Problem
The reply should give back every entry exactly as written.

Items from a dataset

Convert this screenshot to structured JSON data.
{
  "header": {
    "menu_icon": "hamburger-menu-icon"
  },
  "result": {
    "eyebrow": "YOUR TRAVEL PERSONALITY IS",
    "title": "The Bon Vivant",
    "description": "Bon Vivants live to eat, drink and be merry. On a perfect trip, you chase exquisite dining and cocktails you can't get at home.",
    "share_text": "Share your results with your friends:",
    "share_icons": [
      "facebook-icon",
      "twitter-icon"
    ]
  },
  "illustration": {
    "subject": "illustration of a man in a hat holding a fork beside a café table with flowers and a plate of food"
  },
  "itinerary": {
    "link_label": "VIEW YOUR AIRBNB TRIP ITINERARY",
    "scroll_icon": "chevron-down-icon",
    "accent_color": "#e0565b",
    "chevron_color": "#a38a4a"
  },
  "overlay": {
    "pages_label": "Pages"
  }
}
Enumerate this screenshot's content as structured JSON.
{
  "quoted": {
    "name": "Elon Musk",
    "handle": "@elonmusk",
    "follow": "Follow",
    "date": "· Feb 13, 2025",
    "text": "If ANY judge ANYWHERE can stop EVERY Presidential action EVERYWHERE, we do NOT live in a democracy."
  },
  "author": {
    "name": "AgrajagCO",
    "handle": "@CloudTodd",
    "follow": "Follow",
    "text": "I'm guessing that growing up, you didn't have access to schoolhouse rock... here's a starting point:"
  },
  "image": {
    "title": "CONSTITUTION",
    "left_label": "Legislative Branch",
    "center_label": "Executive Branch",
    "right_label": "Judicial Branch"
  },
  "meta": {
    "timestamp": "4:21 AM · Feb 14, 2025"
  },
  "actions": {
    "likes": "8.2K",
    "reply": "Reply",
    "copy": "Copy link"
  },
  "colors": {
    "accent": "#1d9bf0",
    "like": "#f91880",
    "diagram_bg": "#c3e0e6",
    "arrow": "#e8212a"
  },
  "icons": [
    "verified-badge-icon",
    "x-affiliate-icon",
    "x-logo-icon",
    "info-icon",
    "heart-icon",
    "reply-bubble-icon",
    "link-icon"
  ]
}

Your solution
Convert this screenshot to structured JSON data.
{
  "header": {
    "menu_icon": "hamburger-menu-icon"
  },
  "result": {
    "eyebrow": "YOUR TRAVEL PERSONALITY IS",
    "title": "The Bon Vivant",
    "description": "Bon Vivants live to eat, drink and be merry. On a perfect trip, you chase exquisite dining and cocktails you can't get at home.",
    "share_text": "Share your results with your friends:",
    "share_icons": [
      "facebook-icon",
      "twitter-icon"
    ]
  },
  "illustration": {
    "subject": "illustration of a man in a hat holding a fork beside a café table with flowers and a plate of food"
  },
  "itinerary": {
    "link_label": "VIEW YOUR AIRBNB TRIP ITINERARY",
    "scroll_icon": "chevron-down-icon",
    "accent_color": "#e0565b",
    "chevron_color": "#a38a4a"
  },
  "overlay": {
    "pages_label": "Pages"
  }
}
Enumerate this screenshot's content as structured JSON.
{
  "quoted": {
    "name": "Elon Musk",
    "handle": "@elonmusk",
    "follow": "Follow",
    "date": "· Feb 13, 2025",
    "text": "If ANY judge ANYWHERE can stop EVERY Presidential action EVERYWHERE, we do NOT live in a democracy."
  },
  "author": {
    "name": "AgrajagCO",
    "handle": "@CloudTodd",
    "follow": "Follow",
    "text": "I'm guessing that growing up, you didn't have access to schoolhouse rock... here's a starting point:"
  },
  "image": {
    "title": "CONSTITUTION",
    "left_label": "Legislative Branch",
    "center_label": "Executive Branch",
    "right_label": "Judicial Branch"
  },
  "meta": {
    "timestamp": "4:21 AM · Feb 14, 2025"
  },
  "actions": {
    "likes": "8.2K",
    "reply": "Reply",
    "copy": "Copy link"
  },
  "colors": {
    "accent": "#1d9bf0",
    "like": "#f91880",
    "diagram_bg": "#c3e0e6",
    "arrow": "#e8212a"
  },
  "icons": [
    "verified-badge-icon",
    "x-affiliate-icon",
    "x-logo-icon",
    "info-icon",
    "heart-icon",
    "reply-bubble-icon",
    "link-icon"
  ]
}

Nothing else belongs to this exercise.